* [Exercise description] In the listing below, find each line containing "JSON" and report it.

* [Input data]
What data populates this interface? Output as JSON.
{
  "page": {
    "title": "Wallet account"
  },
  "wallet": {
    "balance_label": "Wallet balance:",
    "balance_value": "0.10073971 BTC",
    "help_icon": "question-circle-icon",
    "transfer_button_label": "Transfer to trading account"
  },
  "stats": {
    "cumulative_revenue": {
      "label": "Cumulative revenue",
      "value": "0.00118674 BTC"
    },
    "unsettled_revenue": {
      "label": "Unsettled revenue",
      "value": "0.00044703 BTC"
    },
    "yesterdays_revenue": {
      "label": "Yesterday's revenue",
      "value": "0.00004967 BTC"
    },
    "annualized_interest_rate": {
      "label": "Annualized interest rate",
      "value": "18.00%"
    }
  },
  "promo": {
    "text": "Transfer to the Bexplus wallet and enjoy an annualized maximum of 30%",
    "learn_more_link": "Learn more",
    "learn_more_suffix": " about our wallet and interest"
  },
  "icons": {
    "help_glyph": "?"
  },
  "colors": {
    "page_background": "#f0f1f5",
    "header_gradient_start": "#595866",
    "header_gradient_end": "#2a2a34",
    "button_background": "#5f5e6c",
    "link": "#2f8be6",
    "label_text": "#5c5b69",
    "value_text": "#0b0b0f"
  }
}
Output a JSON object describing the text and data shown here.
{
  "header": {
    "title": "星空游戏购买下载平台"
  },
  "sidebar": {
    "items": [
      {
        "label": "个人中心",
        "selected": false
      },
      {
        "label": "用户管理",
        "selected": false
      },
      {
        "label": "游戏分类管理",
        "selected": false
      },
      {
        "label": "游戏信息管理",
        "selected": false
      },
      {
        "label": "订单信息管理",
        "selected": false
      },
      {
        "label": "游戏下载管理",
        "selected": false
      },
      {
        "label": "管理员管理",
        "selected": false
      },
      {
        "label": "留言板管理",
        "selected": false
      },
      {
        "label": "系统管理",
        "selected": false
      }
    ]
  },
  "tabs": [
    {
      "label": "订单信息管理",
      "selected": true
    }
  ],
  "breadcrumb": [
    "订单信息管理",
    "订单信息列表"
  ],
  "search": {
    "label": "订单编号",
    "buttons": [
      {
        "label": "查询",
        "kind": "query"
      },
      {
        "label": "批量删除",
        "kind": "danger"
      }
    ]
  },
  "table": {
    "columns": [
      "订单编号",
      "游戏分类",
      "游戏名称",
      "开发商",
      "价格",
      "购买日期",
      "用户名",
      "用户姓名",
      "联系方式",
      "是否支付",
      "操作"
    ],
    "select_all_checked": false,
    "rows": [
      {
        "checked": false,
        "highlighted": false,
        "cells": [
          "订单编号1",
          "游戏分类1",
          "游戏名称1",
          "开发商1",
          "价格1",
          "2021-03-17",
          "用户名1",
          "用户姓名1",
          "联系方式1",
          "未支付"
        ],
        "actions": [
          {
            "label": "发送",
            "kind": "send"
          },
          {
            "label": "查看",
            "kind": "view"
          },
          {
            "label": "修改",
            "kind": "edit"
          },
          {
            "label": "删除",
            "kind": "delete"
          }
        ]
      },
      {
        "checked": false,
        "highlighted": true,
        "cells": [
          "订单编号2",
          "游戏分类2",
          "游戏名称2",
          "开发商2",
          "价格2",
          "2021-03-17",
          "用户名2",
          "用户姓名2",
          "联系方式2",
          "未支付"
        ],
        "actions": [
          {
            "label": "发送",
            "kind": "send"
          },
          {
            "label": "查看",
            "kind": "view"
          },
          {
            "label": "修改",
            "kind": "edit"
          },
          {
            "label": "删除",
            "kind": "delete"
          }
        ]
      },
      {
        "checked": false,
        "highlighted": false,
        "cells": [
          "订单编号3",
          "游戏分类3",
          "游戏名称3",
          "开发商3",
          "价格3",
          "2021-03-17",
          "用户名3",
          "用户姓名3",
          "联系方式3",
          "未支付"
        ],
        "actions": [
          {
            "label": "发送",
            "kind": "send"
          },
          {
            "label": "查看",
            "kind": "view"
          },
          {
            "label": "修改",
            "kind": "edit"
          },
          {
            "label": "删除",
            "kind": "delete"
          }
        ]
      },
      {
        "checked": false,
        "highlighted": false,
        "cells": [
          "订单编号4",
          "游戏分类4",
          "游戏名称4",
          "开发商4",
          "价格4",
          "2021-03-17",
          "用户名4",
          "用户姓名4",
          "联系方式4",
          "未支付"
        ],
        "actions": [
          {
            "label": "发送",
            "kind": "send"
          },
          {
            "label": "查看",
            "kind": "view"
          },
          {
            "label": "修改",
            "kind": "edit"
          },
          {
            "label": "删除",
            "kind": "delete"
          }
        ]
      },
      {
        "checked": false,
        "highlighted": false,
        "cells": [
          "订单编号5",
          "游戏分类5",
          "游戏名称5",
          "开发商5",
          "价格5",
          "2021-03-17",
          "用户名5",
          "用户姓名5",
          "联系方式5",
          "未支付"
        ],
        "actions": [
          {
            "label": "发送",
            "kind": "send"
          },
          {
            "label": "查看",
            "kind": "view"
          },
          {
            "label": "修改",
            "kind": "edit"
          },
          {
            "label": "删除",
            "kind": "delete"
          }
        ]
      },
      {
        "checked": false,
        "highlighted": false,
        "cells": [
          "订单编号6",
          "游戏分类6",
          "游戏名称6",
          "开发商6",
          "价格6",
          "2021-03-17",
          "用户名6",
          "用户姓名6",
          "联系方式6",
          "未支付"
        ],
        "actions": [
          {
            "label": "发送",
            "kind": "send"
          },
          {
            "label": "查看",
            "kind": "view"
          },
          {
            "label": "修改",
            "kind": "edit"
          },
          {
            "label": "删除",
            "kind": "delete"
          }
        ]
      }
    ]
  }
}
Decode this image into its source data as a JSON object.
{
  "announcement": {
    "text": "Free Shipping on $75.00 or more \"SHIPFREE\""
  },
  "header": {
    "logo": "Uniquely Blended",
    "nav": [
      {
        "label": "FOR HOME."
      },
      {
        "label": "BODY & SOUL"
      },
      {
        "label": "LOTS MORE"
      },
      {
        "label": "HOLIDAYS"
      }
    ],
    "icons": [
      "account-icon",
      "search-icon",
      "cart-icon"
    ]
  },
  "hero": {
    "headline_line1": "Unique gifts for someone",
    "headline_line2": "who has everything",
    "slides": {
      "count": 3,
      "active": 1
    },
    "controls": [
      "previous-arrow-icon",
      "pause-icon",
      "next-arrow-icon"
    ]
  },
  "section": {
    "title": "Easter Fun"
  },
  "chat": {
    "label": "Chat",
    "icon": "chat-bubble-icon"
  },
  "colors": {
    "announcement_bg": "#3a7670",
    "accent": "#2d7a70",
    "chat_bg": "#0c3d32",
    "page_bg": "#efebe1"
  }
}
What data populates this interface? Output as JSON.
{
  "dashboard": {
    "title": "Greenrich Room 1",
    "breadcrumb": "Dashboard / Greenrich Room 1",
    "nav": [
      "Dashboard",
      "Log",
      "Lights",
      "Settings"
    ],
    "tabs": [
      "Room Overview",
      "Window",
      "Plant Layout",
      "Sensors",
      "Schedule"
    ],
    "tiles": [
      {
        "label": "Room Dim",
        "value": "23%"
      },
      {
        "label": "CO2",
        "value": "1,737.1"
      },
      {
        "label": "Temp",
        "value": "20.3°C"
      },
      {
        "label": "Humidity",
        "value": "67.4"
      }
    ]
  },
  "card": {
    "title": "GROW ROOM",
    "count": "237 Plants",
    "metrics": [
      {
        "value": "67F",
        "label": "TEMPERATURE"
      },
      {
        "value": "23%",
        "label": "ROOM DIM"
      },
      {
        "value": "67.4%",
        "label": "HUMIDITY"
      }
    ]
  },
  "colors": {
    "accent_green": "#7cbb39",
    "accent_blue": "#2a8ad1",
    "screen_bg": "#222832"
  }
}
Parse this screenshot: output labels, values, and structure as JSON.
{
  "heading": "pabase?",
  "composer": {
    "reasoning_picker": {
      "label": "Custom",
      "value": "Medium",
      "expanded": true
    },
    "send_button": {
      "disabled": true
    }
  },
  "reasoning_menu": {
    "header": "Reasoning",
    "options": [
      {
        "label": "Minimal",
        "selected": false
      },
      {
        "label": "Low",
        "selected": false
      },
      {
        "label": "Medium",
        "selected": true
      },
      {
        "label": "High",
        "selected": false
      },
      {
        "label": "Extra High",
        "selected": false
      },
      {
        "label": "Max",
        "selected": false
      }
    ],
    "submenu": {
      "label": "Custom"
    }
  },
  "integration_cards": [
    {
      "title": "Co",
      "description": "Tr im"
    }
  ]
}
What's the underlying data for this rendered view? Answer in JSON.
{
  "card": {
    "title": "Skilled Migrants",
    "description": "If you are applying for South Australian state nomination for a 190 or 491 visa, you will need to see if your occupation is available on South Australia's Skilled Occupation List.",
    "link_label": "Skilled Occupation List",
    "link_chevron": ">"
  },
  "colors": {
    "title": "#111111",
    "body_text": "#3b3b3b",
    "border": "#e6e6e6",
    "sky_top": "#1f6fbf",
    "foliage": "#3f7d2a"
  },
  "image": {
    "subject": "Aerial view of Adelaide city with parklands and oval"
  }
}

* [Solution for this problem]
What data populates this interface? Output as JSON.
Output a JSON object describing the text and data shown here.
Decode this image into its source data as a JSON object.
What data populates this interface? Output as JSON.
Parse this screenshot: output labels, values, and structure as JSON.
What's the underlying data for this rendered view? Answer in JSON.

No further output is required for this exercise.